The Reverend Fred Phelps of the Westboro Baptist Church in Topeka, Kan. departed this life last week after a brief Hospice stay. The passing of a preacher of a small Baptist church whose members were mostly made up of the pastor's own immediate family would normally be of no great interest or significance to the general public. This however was no ordinary preacher, this was not your average congregation and this very small Baptist church was anything but your normal run of the mill cult. This man, this family and this church were/are perhaps the most hated group of people in America.
You see the Pastor Fred Phelps gained national notoriety for picketing the funerals of many soldiers killed in action while serving their country in the recent Iraq and Afghanistan wars. His followers would show up all over the country randomly selecting the funerals of fallen soldiers. The group would protest with bright neon printed signs proclaiming that "God loves dead soldiers", "Faggot soldiers", "God hates Faggot soldiers" and many other disturbing slogans. The Pastor's own children, grandchildren and a small group of other folks picketed the funerals. The church members would also protest at the soldier's burials at the cemeteries. His followers were regularly verbally attacked and very often physically attacked with trash, empty cans, sometimes full cans as passerby's witnessed their protests. Nothing deterred Reverend Fred Phelps nor his followers from what they claimed was their "Mission from God himself" to protest at these fallen soldier's funerals.
And why you might ask would God direct Fred Phelps to lead his followers in the attempt at disgracing the funerals of fallen soldiers serving their country? Well... it turns out that God personally told Fred Phelps that soldiers were dying by God's own hand as punishment for the military's policy of "Don't ask don't tell, and then the military's policy of gays being allowed to serve in the military openly." Fred Phelps once told an interviewer that he was doing a favor to these dead soldier's by protesting at their funerals.

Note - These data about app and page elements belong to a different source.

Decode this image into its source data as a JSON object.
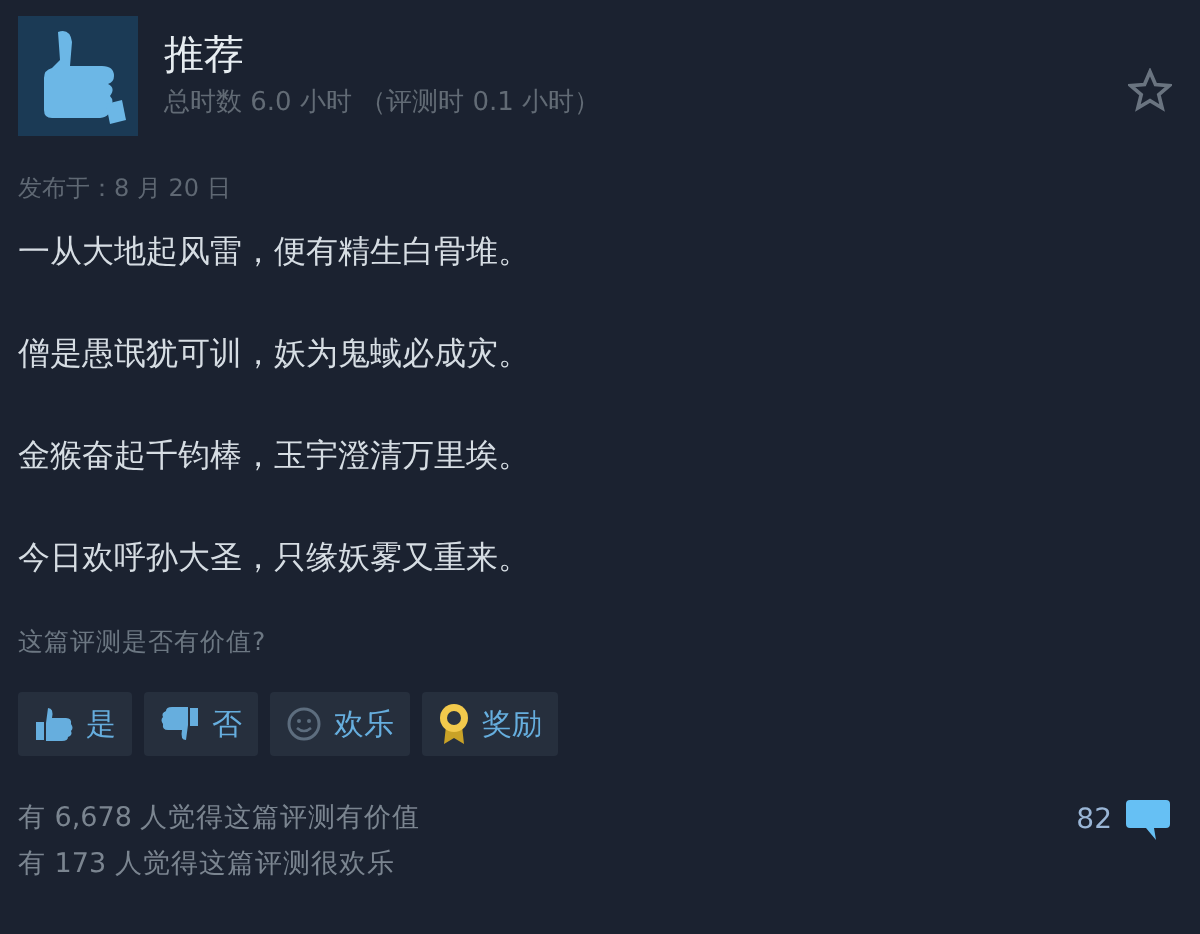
{
  "review": {
    "verdict": "推荐",
    "hours": "总时数 6.0 小时 （评测时 0.1 小时）",
    "posted": "发布于：8 月 20 日"
  },
  "paragraphs": [
    "一从大地起风雷，便有精生白骨堆。",
    "僧是愚氓犹可训，妖为鬼蜮必成灾。",
    "金猴奋起千钧棒，玉宇澄清万里埃。",
    "今日欢呼孙大圣，只缘妖雾又重来。"
  ],
  "helpful_prompt": "这篇评测是否有价值?",
  "buttons": [
    {
      "kind": "thumbs-up",
      "label": "是"
    },
    {
      "kind": "thumbs-down",
      "label": "否"
    },
    {
      "kind": "smile",
      "label": "欢乐"
    },
    {
      "kind": "award",
      "label": "奖励"
    }
  ],
  "stats": [
    "有 6,678 人觉得这篇评测有价值",
    "有 173 人觉得这篇评测很欢乐"
  ],
  "comments": "82"
}
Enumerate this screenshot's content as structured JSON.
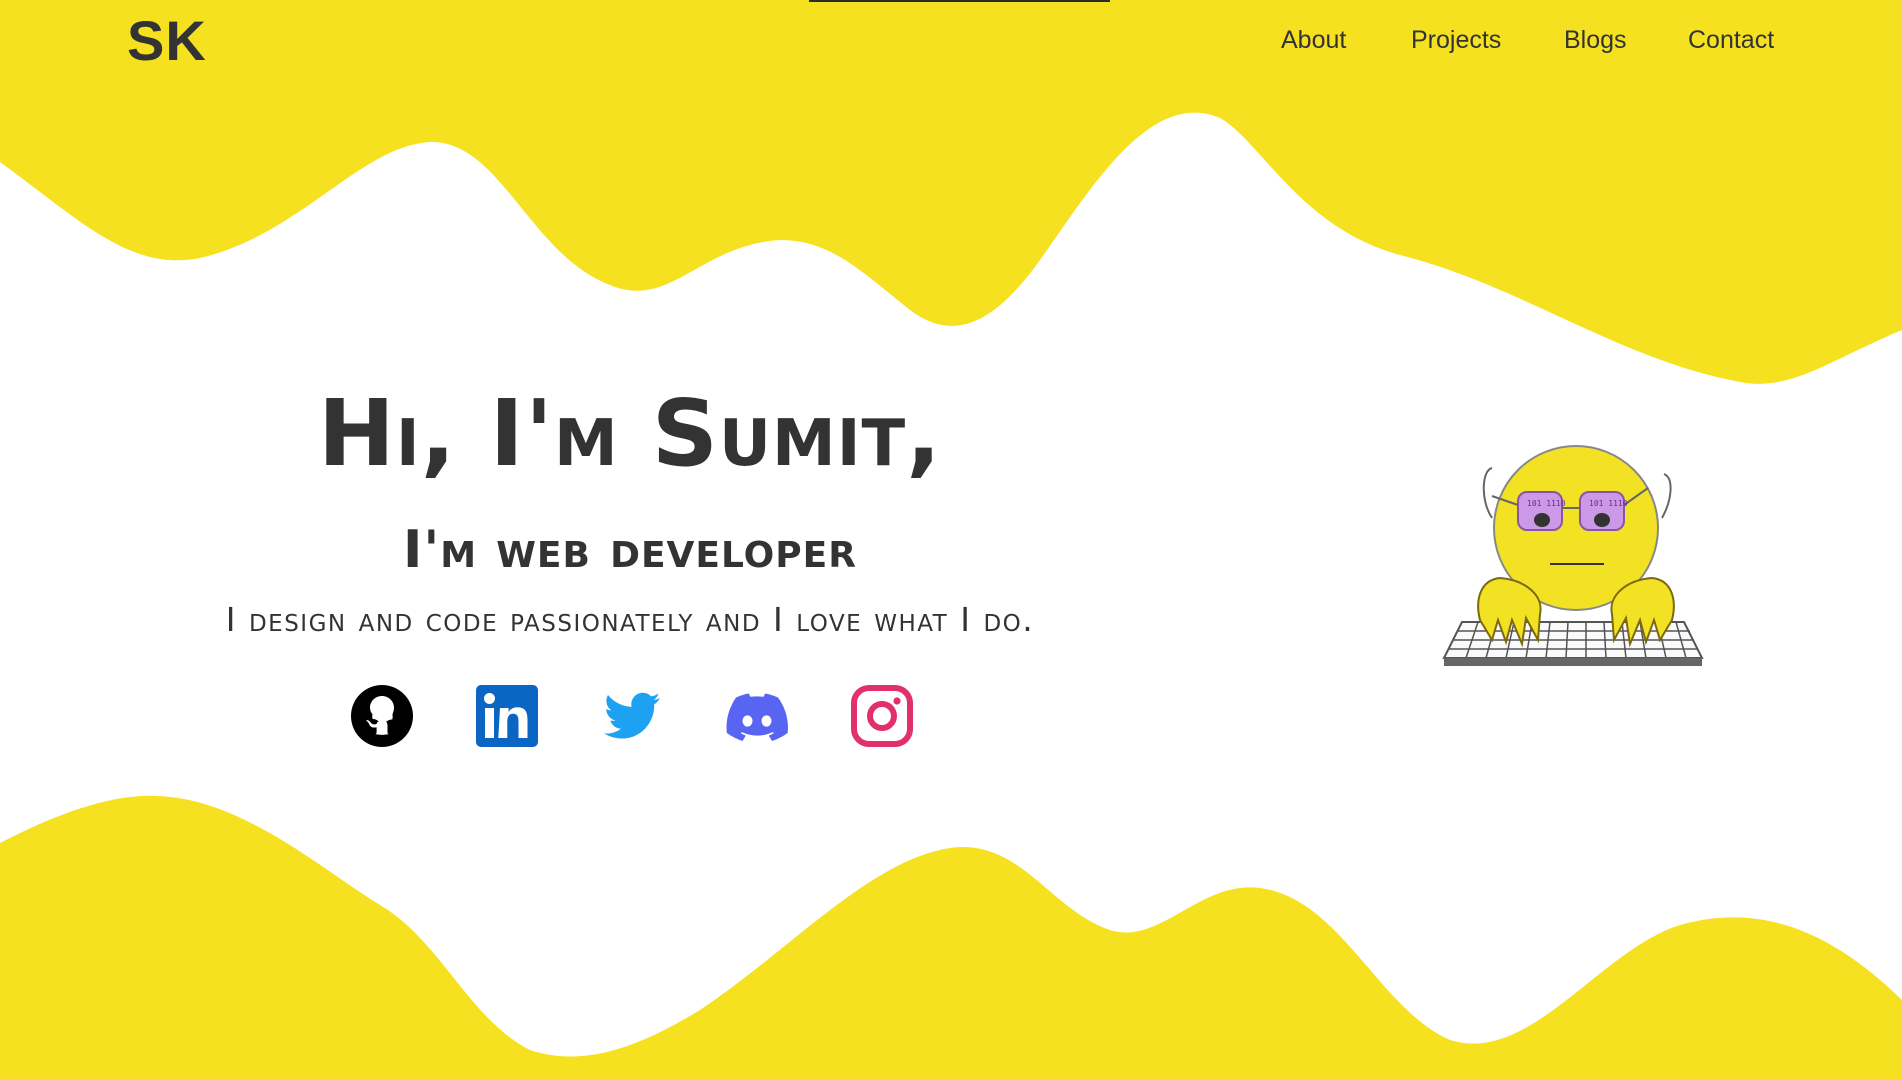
{
  "header": {
    "logo": "SK",
    "nav": [
      {
        "label": "About"
      },
      {
        "label": "Projects"
      },
      {
        "label": "Blogs"
      },
      {
        "label": "Contact"
      }
    ]
  },
  "hero": {
    "headline": "Hi, I'm Sumit,",
    "subheadline": "I'm web developer",
    "tagline": "I design and code passionately and I love what I do."
  },
  "socials": [
    {
      "icon": "github-icon",
      "color": "#000000"
    },
    {
      "icon": "linkedin-icon",
      "color": "#0a66c2"
    },
    {
      "icon": "twitter-icon",
      "color": "#1da1f2"
    },
    {
      "icon": "discord-icon",
      "color": "#5865f2"
    },
    {
      "icon": "instagram-icon",
      "color": "#e1306c"
    }
  ],
  "avatar": {
    "icon": "coder-emoji-illustration",
    "glyphs": "101 1110"
  },
  "colors": {
    "accent": "#f5e11f",
    "text": "#333333",
    "background": "#ffffff"
  }
}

To give you an idea of just how persuasive was the late Reverend Fred Phelps, a reporter sent to interview the Pastor resigned his position as a reporter soon after interviewing Fred and actually joined the congregation marrying one of his daughters. Fred Phelps was as mesmerizing a charlatan as any cult leader that has ever sold snake oil or craziness from behind a pulpit to a gullible group of sheep. This man epitomized everything wrong, evil and disturbing with the un acceptance by many of the world's religions of gays or the evolution of modern society.
The protests of Fred Phelps’ church prompted a federal law banning protests at funerals. Many states passed laws in direct response to the Westboro Baptist Church's protests of fallen soldiers restricting the distance from the funerals with which the protestors could picket. The Supreme Court even got into the fray, citing the first amendment they ruled that the Westborou Baptist church could not be sued for damages by the grieving families for disrupting the funerals of their loved ones.
Fred Phelps and his misguided flock should be remembered as an important footnote in our modern world. This is what happens when religious beliefs are taken to their extremes, when intolerance and hatred is preached under the guise of divine direction. Fred Phelps was able to use his own interpretations of the bible to spread fear, anger and loathing. I say that Fred Phelps was not a man of God but just another cult leader intelligent enough to use religion to justify his own bigotry and prejudice. What is most alarming is that he isn't the first religious cult leader and he certainly won't be the last cult leader to use religion for purposes it was never intended. I say that religion has its place and that place is to give comfort, peace, acceptance, hope to all who believe.